Exercise aim: Retype the whole listing that follows so that it matches the original exactly.

── Records supplied

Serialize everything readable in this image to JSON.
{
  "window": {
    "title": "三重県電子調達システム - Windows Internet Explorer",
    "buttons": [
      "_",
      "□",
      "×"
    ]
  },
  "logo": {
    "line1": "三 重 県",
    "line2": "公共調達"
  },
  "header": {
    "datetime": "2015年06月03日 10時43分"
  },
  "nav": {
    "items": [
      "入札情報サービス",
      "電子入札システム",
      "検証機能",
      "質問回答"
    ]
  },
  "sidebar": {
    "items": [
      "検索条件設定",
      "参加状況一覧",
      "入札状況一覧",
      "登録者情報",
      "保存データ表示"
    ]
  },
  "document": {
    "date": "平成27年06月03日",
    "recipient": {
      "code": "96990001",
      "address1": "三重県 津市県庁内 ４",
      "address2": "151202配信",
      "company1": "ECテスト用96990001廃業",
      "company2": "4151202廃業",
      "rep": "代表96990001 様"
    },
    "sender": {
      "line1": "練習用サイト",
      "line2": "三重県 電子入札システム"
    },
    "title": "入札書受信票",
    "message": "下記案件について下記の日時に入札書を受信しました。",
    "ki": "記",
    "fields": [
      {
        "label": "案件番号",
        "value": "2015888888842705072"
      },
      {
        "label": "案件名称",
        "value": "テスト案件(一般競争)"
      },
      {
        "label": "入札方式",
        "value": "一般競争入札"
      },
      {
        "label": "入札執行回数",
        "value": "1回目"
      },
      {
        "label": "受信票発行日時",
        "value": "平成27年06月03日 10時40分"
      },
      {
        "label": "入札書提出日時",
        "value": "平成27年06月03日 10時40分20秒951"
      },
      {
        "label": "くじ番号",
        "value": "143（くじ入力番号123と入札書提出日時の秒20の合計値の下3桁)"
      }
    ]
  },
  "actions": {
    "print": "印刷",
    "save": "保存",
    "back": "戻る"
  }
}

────

Final answer:
Serialize everything readable in this image to JSON.
{
  "window": {
    "title": "三重県電子調達システム - Windows Internet Explorer",
    "buttons": [
      "_",
      "□",
      "×"
    ]
  },
  "logo": {
    "line1": "三 重 県",
    "line2": "公共調達"
  },
  "header": {
    "datetime": "2015年06月03日 10時43分"
  },
  "nav": {
    "items": [
      "入札情報サービス",
      "電子入札システム",
      "検証機能",
      "質問回答"
    ]
  },
  "sidebar": {
    "items": [
      "検索条件設定",
      "参加状況一覧",
      "入札状況一覧",
      "登録者情報",
      "保存データ表示"
    ]
  },
  "document": {
    "date": "平成27年06月03日",
    "recipient": {
      "code": "96990001",
      "address1": "三重県 津市県庁内 ４",
      "address2": "151202配信",
      "company1": "ECテスト用96990001廃業",
      "company2": "4151202廃業",
      "rep": "代表96990001 様"
    },
    "sender": {
      "line1": "練習用サイト",
      "line2": "三重県 電子入札システム"
    },
    "title": "入札書受信票",
    "message": "下記案件について下記の日時に入札書を受信しました。",
    "ki": "記",
    "fields": [
      {
        "label": "案件番号",
        "value": "2015888888842705072"
      },
      {
        "label": "案件名称",
        "value": "テスト案件(一般競争)"
      },
      {
        "label": "入札方式",
        "value": "一般競争入札"
      },
      {
        "label": "入札執行回数",
        "value": "1回目"
      },
      {
        "label": "受信票発行日時",
        "value": "平成27年06月03日 10時40分"
      },
      {
        "label": "入札書提出日時",
        "value": "平成27年06月03日 10時40分20秒951"
      },
      {
        "label": "くじ番号",
        "value": "143（くじ入力番号123と入札書提出日時の秒20の合計値の下3桁)"
      }
    ]
  },
  "actions": {
    "print": "印刷",
    "save": "保存",
    "back": "戻る"
  }
}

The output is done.